## WHAT TO PRODUCE
Your task is to copy all of the data exactly.

## INPUT DATA

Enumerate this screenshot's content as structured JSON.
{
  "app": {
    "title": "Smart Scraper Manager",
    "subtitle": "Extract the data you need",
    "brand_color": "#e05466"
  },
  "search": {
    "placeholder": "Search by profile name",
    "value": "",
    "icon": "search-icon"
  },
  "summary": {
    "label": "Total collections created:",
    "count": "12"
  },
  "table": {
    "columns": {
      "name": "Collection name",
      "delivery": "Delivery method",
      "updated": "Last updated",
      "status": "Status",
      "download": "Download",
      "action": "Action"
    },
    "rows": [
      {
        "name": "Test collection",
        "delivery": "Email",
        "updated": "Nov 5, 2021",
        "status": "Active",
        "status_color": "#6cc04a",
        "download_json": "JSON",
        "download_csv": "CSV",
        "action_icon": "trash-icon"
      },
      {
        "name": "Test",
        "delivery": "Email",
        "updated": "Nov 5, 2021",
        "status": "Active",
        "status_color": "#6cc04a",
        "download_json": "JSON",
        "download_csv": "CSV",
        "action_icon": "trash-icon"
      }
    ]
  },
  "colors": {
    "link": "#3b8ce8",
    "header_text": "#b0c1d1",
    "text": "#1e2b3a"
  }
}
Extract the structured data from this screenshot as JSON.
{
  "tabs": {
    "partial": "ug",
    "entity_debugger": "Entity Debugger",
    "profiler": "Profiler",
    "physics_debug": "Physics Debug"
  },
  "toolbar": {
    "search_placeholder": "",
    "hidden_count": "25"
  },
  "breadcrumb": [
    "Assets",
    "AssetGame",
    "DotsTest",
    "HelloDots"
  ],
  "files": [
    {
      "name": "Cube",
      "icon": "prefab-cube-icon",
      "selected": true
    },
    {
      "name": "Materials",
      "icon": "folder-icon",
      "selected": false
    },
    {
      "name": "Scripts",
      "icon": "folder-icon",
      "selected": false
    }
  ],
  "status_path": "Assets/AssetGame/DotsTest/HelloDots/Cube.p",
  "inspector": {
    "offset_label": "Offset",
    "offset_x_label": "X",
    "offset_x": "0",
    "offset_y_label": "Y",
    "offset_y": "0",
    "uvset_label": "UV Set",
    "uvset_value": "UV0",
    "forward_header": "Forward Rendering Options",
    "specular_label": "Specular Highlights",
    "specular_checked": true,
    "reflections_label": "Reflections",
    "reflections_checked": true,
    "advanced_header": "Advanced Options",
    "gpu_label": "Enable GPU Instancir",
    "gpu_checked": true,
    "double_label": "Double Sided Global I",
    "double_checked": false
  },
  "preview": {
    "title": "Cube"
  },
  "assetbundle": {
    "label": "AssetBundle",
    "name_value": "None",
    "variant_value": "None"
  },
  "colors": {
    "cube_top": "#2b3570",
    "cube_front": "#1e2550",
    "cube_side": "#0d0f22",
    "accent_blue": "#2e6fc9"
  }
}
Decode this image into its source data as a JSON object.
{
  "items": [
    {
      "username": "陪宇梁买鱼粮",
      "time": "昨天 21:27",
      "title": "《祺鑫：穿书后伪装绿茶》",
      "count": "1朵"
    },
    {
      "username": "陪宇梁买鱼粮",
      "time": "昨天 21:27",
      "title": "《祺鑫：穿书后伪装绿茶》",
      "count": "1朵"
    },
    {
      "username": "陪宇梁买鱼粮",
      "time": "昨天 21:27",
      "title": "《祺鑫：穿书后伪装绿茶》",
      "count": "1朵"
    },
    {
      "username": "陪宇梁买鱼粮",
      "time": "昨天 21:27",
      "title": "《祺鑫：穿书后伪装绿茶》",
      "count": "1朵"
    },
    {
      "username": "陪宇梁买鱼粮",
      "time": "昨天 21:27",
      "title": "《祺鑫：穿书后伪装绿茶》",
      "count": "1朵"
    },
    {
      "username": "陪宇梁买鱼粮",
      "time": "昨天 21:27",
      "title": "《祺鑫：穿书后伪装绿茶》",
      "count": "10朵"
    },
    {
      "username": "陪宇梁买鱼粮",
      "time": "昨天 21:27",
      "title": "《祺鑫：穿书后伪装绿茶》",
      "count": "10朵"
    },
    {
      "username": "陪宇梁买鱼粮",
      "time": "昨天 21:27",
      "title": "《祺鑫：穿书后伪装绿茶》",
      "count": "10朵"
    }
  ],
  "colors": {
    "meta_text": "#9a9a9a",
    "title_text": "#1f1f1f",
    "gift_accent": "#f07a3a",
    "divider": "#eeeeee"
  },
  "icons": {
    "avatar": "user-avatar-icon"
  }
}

## RESULT FOR THIS EXERCISE
Enumerate this screenshot's content as structured JSON.
{
  "app": {
    "title": "Smart Scraper Manager",
    "subtitle": "Extract the data you need",
    "brand_color": "#e05466"
  },
  "search": {
    "placeholder": "Search by profile name",
    "value": "",
    "icon": "search-icon"
  },
  "summary": {
    "label": "Total collections created:",
    "count": "12"
  },
  "table": {
    "columns": {
      "name": "Collection name",
      "delivery": "Delivery method",
      "updated": "Last updated",
      "status": "Status",
      "download": "Download",
      "action": "Action"
    },
    "rows": [
      {
        "name": "Test collection",
        "delivery": "Email",
        "updated": "Nov 5, 2021",
        "status": "Active",
        "status_color": "#6cc04a",
        "download_json": "JSON",
        "download_csv": "CSV",
        "action_icon": "trash-icon"
      },
      {
        "name": "Test",
        "delivery": "Email",
        "updated": "Nov 5, 2021",
        "status": "Active",
        "status_color": "#6cc04a",
        "download_json": "JSON",
        "download_csv": "CSV",
        "action_icon": "trash-icon"
      }
    ]
  },
  "colors": {
    "link": "#3b8ce8",
    "header_text": "#b0c1d1",
    "text": "#1e2b3a"
  }
}
Extract the structured data from this screenshot as JSON.
{
  "tabs": {
    "partial": "ug",
    "entity_debugger": "Entity Debugger",
    "profiler": "Profiler",
    "physics_debug": "Physics Debug"
  },
  "toolbar": {
    "search_placeholder": "",
    "hidden_count": "25"
  },
  "breadcrumb": [
    "Assets",
    "AssetGame",
    "DotsTest",
    "HelloDots"
  ],
  "files": [
    {
      "name": "Cube",
      "icon": "prefab-cube-icon",
      "selected": true
    },
    {
      "name": "Materials",
      "icon": "folder-icon",
      "selected": false
    },
    {
      "name": "Scripts",
      "icon": "folder-icon",
      "selected": false
    }
  ],
  "status_path": "Assets/AssetGame/DotsTest/HelloDots/Cube.p",
  "inspector": {
    "offset_label": "Offset",
    "offset_x_label": "X",
    "offset_x": "0",
    "offset_y_label": "Y",
    "offset_y": "0",
    "uvset_label": "UV Set",
    "uvset_value": "UV0",
    "forward_header": "Forward Rendering Options",
    "specular_label": "Specular Highlights",
    "specular_checked": true,
    "reflections_label": "Reflections",
    "reflections_checked": true,
    "advanced_header": "Advanced Options",
    "gpu_label": "Enable GPU Instancir",
    "gpu_checked": true,
    "double_label": "Double Sided Global I",
    "double_checked": false
  },
  "preview": {
    "title": "Cube"
  },
  "assetbundle": {
    "label": "AssetBundle",
    "name_value": "None",
    "variant_value": "None"
  },
  "colors": {
    "cube_top": "#2b3570",
    "cube_front": "#1e2550",
    "cube_side": "#0d0f22",
    "accent_blue": "#2e6fc9"
  }
}
Decode this image into its source data as a JSON object.
{
  "items": [
    {
      "username": "陪宇梁买鱼粮",
      "time": "昨天 21:27",
      "title": "《祺鑫：穿书后伪装绿茶》",
      "count": "1朵"
    },
    {
      "username": "陪宇梁买鱼粮",
      "time": "昨天 21:27",
      "title": "《祺鑫：穿书后伪装绿茶》",
      "count": "1朵"
    },
    {
      "username": "陪宇梁买鱼粮",
      "time": "昨天 21:27",
      "title": "《祺鑫：穿书后伪装绿茶》",
      "count": "1朵"
    },
    {
      "username": "陪宇梁买鱼粮",
      "time": "昨天 21:27",
      "title": "《祺鑫：穿书后伪装绿茶》",
      "count": "1朵"
    },
    {
      "username": "陪宇梁买鱼粮",
      "time": "昨天 21:27",
      "title": "《祺鑫：穿书后伪装绿茶》",
      "count": "1朵"
    },
    {
      "username": "陪宇梁买鱼粮",
      "time": "昨天 21:27",
      "title": "《祺鑫：穿书后伪装绿茶》",
      "count": "10朵"
    },
    {
      "username": "陪宇梁买鱼粮",
      "time": "昨天 21:27",
      "title": "《祺鑫：穿书后伪装绿茶》",
      "count": "10朵"
    },
    {
      "username": "陪宇梁买鱼粮",
      "time": "昨天 21:27",
      "title": "《祺鑫：穿书后伪装绿茶》",
      "count": "10朵"
    }
  ],
  "colors": {
    "meta_text": "#9a9a9a",
    "title_text": "#1f1f1f",
    "gift_accent": "#f07a3a",
    "divider": "#eeeeee"
  },
  "icons": {
    "avatar": "user-avatar-icon"
  }
}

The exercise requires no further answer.